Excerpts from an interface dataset
────────
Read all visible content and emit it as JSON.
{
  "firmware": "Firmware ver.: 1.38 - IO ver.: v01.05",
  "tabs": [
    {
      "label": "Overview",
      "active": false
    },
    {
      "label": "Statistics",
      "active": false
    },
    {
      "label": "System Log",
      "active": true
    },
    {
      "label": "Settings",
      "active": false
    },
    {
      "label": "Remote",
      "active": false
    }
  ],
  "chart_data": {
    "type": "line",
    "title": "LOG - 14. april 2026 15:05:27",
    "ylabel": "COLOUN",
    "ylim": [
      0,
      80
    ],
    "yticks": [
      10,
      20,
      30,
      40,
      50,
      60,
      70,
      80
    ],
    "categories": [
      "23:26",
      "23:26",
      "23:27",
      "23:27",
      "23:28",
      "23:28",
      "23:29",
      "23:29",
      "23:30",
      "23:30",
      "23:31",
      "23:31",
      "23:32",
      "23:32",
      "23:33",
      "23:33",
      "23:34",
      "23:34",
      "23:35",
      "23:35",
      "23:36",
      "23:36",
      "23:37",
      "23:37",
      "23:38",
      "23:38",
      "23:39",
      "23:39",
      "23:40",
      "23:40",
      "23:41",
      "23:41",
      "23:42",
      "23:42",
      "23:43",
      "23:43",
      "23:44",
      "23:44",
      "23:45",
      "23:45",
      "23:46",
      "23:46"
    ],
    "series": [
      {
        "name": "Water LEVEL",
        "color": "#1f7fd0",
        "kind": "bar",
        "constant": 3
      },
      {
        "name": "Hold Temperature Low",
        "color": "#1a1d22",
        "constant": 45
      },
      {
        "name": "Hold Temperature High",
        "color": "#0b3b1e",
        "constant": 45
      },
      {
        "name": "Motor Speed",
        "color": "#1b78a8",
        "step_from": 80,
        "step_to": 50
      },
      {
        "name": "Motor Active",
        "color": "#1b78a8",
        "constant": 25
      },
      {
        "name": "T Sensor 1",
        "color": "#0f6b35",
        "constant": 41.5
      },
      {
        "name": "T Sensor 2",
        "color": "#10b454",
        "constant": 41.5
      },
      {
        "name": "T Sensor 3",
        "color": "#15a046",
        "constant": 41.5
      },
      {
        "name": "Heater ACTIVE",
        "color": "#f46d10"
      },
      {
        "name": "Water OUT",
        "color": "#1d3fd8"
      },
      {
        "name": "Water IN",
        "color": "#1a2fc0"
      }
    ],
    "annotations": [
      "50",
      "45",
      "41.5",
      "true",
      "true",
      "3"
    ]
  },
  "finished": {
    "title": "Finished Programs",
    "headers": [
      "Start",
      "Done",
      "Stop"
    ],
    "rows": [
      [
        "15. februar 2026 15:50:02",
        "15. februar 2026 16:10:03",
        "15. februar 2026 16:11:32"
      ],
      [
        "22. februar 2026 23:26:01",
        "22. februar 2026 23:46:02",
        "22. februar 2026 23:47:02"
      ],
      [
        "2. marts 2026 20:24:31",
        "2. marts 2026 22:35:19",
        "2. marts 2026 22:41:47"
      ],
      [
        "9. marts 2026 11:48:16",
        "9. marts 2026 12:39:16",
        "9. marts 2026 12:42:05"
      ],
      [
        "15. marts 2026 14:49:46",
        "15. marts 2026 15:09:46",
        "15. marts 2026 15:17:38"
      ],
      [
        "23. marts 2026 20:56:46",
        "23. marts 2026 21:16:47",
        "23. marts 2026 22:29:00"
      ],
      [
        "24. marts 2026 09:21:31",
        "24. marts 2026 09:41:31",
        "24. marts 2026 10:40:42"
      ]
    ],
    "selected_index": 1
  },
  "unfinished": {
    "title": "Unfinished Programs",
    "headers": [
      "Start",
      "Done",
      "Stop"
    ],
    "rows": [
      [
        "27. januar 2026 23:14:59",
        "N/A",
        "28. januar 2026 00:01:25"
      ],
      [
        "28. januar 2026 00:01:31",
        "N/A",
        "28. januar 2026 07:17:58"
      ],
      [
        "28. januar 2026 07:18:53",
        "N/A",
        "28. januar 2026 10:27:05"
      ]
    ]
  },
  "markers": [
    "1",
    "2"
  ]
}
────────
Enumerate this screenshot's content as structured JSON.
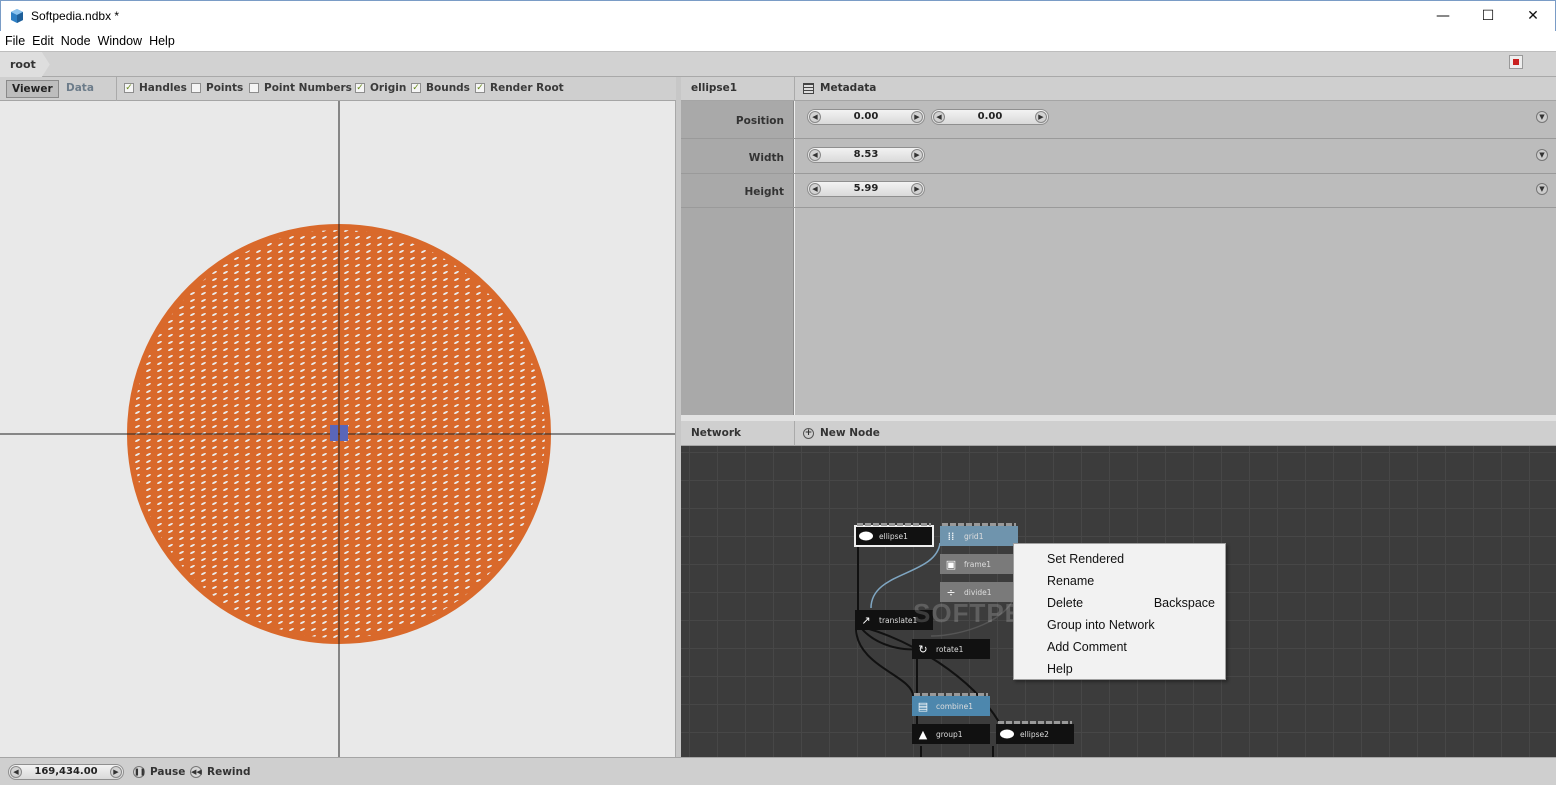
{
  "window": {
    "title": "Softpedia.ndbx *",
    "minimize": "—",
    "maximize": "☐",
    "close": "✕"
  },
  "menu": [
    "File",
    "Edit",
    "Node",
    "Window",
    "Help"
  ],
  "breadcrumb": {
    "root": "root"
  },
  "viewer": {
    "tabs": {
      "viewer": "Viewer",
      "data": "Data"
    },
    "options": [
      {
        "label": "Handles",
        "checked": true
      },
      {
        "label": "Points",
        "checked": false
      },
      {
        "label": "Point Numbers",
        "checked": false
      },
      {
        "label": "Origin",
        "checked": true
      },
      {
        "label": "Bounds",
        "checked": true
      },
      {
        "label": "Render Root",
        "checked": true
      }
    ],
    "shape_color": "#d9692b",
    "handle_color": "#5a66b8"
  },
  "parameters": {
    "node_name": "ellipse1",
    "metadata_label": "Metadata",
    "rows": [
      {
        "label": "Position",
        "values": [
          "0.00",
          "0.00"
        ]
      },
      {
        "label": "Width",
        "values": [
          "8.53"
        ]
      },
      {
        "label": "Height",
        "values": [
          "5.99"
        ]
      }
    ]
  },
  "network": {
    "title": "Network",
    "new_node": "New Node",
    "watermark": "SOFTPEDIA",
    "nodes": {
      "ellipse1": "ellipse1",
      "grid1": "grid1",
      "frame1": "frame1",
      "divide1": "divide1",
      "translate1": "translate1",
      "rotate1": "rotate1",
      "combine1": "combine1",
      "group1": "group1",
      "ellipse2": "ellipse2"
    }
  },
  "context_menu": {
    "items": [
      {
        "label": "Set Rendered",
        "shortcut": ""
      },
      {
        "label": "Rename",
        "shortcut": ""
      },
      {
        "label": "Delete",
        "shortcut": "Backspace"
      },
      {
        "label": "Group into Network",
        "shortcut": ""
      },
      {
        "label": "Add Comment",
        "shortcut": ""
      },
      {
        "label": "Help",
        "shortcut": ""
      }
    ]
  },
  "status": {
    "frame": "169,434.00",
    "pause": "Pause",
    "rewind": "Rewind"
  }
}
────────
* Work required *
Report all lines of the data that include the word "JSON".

* Expected answer *
Read all visible content and emit it as JSON.
Enumerate this screenshot's content as structured JSON.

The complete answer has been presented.